During the afternoon the group continued to speculate about their new
find as they searched for and found other fossilized remains: horse teeth and
the teeth and vertebrae of a large camel. These were recognized when found,
because others like them have been discovered at Locality V3604 in the past and
had been identified by paleontologists at the University of California.
Furthermore, the boys had spent many hours looking at drawings of all kinds of
fossil bones in specific journals. They also referred often to their collection
of old books anatomy, which contained pictures of teeth and bones of many kinds
Each boy was sure that by the next Saturday he would know what those four
horns and the skull represented. The director took the fossil to the University
for Identification, as had been done before when something new was found. On
Monday several paleontologists inspected the fossil and were pleased to find
that it was part of a four-pronged antilocaprid from Irvington, previously named
by Dr. R.A. Stirton, then professor of paleontology at the university.
Why were the scientists excited about this particular fossil?
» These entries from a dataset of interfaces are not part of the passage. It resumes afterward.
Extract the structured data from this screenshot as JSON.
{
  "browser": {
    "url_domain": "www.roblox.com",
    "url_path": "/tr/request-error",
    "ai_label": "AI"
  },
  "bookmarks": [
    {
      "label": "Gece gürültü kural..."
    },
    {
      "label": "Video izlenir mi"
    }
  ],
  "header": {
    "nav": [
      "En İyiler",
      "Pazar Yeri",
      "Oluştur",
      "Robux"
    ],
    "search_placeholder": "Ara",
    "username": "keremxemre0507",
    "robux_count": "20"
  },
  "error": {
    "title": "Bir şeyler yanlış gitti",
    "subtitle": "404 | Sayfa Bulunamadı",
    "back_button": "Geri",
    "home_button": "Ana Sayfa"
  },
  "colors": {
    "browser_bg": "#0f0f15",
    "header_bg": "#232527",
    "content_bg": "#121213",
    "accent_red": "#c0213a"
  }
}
It was
complete enough to confirm Dr. Stirton’s drawing, which showed how he thought
the head of the animal looked when the animal was alive. A few years before,
three fragmentary horns-cores and two-thirds of a left metatarsal (foot bone)
had been found at Locality V3604 and sent to Dr. Sirton’s at the university.
Although these four bones were his total evidence, he proposed that they
belonged to a hitherto undiscovered species of antilocaprids, which he named Tetrameryx
irvingtonensis Stirton. How could he reach this conclusion? He arrived at it
by comparing the unknown fossils to known specimens. Although the metatarsal was
fragmentary, it was complete enough to suggest the type of animal to which it
belonged. It was certainly too large to be mouse and too small to be mammoth!
When Dr. Stirton compared the metatarsal and horn-cores with parts from
unknown specimens, he discovered that the unknowns were similar to, but slightly
different from, any of the knowns. The modern prongbuck now living in western
North America was among the known specimens whose skeletal parts were belonging
to a great variety of fossil antilocaprids that had previously been identified.
It has been emphasized that imagination as well as knowledge is necessary
in the reconstruction of paleoecosystems. It is no wonder, then, that the nearly
complete skull and horns of T. irvingtonensis delighted the scientists at
the university. Imagination, based on knowledge, had reconstructed the
appearance of the head of the animal.
Since that discovery by the amateur paleontologists, many partial skulls
of T. irvingtonensis have been discovered at Localtiy V3604, as well as vertebrae, skull with teeth, and lower jaws
with teeth. But to date the first skull is still the most complete by far.
The finding of so many “samples” of T. irvingtonensis led to
an odd discovery: No skull with horn-cores contained teeth. Nevertheless, Dr.
Stirton concluded that horn-cores and teeth belonged to the same animal species.
What was his reasoning?